From Woolf et al, JAMA Published online July 1, 2020. doi:10.1001/jama.2020.11787

Daily COVID-19 Briefing: Monday


Top news, reports and insights for today:

  1. Daily deadline summaries for Monday:
  • Exponential increase in COVID-19 cases continue in Florida as local leaders attempt to crack down on people and businesses. Evidence mounts that recent surges have been mostly among young people (CBSNews)
  • Hospitals are gaining new knowledge about how to combat COVID-19 in patients by sharing information and trying new strategies. One promising approach involves using old treatments to address blood clots (Scientific American)
  • Oxford university researchers have begun testing their vaccine in Brazil and other hard-hit countries to evaluate potential efficacy (BMJ)
  • New poll says 64% of adults believe the CDC mostly gets the facts about the outbreak right; 30% say the same about Trump and his administration. A rising fraction of both Democrats and Republicans now say the epidemic is exaggerated (Pew Research Center)
  1. U.S. now in exponential growth of daily cases, fastest rate of increase since the epidemic began. Does anyone care?
    The U.S. has exceeded the highest previously recorded daily total cases in each of the last 5 days. We are used to seeing significant drops in reported cases on Sunday and Monday for each week since March due to reporting lags (darker blue bars). Astonishingly, the Sunday and Monday reports are still higher than any day that occurred during the first “peak” in late April. Not only are cases rising past that first peak, it is now more evident that it’s rising exponentially. For a clearer view, see the bottom figure showing the total accumulating case totals for the U.S. since March 1. The tell-tale sign of exponential growth is the curvature in the rise in cumulative cases, evident here in the last two weeks. For further context, consider the time it takes to arrive at each 500,000 case plateau. It took 40 days for the first half million cases to be reported. Then, the first peak arose as it took just 19 days to hit 1 million cases. After lockdowns, the pace slowed; it took 21 days to get to 1.5 million and 24 days to reach 2 million.

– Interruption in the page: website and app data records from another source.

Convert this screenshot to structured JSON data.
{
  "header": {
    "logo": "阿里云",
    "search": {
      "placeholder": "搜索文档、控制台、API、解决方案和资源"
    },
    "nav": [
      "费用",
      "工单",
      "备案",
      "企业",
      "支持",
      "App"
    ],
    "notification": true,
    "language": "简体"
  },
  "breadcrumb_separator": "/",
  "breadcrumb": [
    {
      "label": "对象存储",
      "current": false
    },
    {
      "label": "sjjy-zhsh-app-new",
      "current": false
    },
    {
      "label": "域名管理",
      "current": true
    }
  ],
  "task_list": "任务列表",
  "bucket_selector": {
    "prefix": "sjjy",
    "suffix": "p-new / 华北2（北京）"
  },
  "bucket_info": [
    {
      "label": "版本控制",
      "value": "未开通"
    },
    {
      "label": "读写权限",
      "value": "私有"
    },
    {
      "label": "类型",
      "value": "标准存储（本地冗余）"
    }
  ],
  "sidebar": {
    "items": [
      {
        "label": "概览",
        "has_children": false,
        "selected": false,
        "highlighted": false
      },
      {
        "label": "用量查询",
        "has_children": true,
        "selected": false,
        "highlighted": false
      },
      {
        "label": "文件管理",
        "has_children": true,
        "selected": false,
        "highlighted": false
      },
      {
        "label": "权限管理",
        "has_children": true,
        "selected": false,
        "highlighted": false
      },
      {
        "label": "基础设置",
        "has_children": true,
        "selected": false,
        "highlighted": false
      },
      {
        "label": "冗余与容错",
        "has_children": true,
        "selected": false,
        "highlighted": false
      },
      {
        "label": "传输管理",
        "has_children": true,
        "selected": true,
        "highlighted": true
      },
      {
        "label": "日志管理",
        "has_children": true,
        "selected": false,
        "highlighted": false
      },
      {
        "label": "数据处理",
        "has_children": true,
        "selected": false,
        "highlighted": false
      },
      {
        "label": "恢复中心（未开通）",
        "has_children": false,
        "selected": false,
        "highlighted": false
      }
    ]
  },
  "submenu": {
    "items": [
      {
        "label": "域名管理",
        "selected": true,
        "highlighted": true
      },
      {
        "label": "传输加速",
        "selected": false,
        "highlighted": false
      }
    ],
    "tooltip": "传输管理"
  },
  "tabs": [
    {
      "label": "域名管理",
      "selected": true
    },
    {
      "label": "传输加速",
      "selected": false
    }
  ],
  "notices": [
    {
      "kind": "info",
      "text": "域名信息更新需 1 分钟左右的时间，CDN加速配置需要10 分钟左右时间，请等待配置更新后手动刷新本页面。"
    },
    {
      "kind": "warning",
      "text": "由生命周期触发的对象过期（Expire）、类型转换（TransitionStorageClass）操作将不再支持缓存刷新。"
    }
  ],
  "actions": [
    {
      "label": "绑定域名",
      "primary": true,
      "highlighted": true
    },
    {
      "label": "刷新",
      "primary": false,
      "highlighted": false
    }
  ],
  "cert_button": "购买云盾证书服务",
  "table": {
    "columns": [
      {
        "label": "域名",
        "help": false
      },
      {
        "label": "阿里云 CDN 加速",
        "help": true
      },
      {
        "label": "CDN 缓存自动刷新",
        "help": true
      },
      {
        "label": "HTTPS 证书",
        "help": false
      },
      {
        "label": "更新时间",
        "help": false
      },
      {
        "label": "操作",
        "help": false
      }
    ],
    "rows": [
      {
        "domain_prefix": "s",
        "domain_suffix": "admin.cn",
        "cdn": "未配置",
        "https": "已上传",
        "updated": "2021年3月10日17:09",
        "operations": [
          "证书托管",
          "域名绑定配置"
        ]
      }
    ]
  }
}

However, the next 500,000 cases have come in just 17 days, the shortest interval yet.
    The bottom line: The U.S. is back to where it was before lockdown, with sustained and widespread community transmission resulting in exponential growth of the epidemic. Cases are now rising in 37 states.
    Are we growing numb to the reality?

Top pick of the day: Friday

Asymptomatic coronavirus spread is real
The confusing WHO remark and walk-back, explained.

Article by Lois Parshley published online at Vox, June 10, 2020.

A comment by an epidemiologist and a technical consultant for the World Health Organization (WHO) set off a firestorm of controversy when Maria Van Kerkhove said that asymptomatic transmission was “very rare” at a news conference on Monday. This article delves into what we know and don’t know and why that comment was both ill-timed and inaccurate.


Today’s bite-sized, handpicked selection of important news, information or science for all who want to know where this epidemic is going and what we should do.